**Task directions**
Below are the entries; count how many lines contain the word "short" and reply with that number alone.

**Provided information**
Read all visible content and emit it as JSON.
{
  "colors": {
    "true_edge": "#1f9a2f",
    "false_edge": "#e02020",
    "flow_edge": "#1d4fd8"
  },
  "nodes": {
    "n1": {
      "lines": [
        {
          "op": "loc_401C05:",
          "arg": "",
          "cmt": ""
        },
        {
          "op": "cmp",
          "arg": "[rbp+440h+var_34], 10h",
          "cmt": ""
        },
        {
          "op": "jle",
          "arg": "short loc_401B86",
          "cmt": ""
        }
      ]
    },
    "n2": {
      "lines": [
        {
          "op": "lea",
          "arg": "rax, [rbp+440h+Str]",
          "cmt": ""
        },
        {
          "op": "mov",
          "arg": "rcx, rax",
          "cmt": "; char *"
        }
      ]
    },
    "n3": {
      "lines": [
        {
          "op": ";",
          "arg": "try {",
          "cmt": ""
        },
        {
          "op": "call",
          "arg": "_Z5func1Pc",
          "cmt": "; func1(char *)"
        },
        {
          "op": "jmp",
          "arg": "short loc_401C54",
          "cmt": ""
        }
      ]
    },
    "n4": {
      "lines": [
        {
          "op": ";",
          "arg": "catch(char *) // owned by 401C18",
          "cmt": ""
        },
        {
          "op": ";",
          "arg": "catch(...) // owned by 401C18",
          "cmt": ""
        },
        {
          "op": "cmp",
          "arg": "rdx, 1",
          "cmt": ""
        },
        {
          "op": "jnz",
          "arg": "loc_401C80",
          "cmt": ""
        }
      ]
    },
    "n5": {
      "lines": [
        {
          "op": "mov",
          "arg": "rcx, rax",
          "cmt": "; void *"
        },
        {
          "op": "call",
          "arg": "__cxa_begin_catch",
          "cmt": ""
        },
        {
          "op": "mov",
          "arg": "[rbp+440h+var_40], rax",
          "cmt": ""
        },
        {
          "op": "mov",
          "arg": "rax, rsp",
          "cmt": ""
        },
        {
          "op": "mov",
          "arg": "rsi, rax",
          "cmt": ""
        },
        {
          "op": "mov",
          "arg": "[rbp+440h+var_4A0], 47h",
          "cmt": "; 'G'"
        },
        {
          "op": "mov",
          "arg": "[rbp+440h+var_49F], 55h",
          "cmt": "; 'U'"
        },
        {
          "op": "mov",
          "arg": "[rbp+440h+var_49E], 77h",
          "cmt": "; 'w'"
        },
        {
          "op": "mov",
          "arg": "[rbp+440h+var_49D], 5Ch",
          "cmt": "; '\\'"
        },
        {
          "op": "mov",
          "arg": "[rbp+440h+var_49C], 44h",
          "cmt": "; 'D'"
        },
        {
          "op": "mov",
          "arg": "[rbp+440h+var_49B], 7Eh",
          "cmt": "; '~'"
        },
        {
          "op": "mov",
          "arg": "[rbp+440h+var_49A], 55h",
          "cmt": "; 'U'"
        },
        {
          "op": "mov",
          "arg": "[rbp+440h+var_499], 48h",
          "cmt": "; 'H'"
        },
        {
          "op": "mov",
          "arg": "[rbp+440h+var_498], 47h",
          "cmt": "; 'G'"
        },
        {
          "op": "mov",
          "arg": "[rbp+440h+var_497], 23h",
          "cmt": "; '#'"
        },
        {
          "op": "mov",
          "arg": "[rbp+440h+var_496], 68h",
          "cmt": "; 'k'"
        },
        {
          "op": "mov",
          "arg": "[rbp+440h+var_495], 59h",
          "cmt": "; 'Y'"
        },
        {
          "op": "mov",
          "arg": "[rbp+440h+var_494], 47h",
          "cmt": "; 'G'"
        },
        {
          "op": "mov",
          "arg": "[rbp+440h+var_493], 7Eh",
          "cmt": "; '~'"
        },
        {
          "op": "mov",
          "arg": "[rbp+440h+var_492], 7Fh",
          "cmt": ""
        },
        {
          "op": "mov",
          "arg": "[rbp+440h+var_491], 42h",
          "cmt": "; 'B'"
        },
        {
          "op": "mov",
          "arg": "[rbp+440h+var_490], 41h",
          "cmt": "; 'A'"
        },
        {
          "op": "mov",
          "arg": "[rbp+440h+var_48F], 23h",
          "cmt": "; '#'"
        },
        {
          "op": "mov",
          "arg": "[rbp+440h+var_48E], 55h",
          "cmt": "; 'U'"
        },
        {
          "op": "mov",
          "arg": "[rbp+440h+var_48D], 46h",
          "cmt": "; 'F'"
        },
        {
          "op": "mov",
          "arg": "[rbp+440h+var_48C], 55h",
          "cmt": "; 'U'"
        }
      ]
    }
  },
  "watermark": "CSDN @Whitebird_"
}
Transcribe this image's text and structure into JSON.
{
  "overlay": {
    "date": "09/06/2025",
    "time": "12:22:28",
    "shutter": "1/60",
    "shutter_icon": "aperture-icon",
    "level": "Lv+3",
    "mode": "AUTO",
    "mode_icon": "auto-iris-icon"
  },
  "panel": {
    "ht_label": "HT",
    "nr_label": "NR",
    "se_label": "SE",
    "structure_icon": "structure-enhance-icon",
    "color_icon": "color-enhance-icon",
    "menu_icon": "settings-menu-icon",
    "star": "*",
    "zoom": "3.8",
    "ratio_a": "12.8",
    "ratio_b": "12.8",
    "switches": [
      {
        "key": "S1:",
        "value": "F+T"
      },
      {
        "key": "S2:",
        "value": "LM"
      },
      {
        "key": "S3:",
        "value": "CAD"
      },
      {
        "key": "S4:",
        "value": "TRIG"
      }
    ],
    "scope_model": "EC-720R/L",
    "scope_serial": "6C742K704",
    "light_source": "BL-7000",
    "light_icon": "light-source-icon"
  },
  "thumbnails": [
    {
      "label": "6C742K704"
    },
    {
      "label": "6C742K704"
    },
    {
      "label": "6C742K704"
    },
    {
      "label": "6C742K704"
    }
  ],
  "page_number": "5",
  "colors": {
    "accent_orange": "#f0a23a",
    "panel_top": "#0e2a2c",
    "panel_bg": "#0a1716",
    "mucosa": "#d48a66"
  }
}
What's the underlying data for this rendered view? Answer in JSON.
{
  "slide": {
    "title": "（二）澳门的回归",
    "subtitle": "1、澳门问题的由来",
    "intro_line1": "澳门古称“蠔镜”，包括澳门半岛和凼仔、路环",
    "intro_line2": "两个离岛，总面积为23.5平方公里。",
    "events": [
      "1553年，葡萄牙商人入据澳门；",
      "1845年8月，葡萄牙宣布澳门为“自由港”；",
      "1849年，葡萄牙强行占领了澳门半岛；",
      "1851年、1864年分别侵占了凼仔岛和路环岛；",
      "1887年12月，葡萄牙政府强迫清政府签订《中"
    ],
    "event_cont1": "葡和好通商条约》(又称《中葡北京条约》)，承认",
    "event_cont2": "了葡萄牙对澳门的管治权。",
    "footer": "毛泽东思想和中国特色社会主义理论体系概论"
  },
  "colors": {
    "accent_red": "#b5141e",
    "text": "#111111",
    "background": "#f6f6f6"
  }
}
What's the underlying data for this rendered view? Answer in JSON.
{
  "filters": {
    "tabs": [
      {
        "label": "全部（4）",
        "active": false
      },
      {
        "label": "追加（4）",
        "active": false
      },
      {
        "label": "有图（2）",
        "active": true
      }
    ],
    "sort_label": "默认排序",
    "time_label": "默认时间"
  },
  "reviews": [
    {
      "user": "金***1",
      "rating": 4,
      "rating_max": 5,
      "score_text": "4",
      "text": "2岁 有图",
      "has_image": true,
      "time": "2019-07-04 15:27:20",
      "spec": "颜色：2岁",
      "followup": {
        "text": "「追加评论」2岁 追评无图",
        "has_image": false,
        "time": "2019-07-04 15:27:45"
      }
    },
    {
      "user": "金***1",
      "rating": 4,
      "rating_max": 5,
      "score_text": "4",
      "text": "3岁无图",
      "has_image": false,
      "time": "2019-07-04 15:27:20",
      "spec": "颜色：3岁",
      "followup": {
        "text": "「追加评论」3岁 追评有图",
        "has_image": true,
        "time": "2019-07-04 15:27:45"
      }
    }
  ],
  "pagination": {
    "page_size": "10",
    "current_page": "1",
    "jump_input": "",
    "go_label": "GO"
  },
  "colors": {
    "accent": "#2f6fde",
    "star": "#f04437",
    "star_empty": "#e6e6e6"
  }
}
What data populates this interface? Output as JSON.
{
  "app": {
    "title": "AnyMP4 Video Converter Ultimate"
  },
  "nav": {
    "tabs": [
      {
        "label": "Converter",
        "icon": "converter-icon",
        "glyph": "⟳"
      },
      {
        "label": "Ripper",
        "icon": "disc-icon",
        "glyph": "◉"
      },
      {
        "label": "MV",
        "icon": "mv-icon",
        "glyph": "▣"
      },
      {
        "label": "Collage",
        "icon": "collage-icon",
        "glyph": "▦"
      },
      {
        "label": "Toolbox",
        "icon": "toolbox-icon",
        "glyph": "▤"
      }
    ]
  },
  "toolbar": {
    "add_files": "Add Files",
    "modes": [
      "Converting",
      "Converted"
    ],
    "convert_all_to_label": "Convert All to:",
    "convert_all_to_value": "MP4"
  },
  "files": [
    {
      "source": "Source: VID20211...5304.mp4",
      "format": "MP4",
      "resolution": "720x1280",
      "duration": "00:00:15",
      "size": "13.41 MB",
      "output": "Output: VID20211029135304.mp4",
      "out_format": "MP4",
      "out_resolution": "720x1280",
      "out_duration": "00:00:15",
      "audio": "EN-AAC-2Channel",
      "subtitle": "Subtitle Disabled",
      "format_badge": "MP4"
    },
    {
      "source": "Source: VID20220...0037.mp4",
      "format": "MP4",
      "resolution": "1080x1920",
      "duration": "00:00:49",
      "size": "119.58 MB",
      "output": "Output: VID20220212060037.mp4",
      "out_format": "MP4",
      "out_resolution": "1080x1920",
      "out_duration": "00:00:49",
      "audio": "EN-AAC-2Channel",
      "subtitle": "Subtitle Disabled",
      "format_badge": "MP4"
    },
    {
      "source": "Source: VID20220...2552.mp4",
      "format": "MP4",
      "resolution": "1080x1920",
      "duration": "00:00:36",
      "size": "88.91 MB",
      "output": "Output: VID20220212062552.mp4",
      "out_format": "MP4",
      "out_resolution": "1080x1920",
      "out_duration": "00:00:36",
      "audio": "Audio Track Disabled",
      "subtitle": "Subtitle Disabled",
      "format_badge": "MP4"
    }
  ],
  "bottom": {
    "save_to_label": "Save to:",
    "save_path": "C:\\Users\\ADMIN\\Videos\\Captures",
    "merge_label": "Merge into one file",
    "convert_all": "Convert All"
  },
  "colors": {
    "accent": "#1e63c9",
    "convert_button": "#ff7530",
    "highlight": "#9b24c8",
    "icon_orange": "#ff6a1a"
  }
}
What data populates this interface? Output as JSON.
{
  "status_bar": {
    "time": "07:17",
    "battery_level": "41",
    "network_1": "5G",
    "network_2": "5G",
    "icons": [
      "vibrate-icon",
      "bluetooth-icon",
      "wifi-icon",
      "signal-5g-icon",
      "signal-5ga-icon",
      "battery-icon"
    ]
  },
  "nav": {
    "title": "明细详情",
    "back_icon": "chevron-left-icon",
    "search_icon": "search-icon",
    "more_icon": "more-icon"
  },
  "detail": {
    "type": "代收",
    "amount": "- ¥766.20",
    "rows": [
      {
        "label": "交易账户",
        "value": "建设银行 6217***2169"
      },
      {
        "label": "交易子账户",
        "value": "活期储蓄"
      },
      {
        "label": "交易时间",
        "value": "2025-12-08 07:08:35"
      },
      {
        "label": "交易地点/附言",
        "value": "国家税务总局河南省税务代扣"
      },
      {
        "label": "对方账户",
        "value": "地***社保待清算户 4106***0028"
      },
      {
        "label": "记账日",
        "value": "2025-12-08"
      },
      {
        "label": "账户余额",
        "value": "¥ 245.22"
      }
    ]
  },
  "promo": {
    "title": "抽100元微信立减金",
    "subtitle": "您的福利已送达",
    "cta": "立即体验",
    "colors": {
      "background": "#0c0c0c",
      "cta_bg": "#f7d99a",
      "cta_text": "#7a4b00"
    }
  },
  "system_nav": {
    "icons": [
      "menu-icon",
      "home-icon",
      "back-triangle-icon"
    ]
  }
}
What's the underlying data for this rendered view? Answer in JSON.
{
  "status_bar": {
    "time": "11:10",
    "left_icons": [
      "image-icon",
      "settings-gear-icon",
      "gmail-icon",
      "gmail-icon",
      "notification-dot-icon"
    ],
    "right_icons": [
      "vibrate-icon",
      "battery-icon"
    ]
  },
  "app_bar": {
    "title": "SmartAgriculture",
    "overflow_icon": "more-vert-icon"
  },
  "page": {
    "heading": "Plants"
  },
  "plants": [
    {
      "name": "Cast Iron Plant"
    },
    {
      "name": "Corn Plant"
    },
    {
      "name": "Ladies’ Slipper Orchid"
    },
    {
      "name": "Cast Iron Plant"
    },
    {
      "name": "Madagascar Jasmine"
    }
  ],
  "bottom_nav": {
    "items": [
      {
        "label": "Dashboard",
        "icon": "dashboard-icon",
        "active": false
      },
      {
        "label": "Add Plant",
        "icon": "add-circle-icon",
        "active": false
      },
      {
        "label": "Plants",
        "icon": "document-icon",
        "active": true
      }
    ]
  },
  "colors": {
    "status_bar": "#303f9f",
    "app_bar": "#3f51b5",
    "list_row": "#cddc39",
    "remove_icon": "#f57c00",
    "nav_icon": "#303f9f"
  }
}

**Task output**
2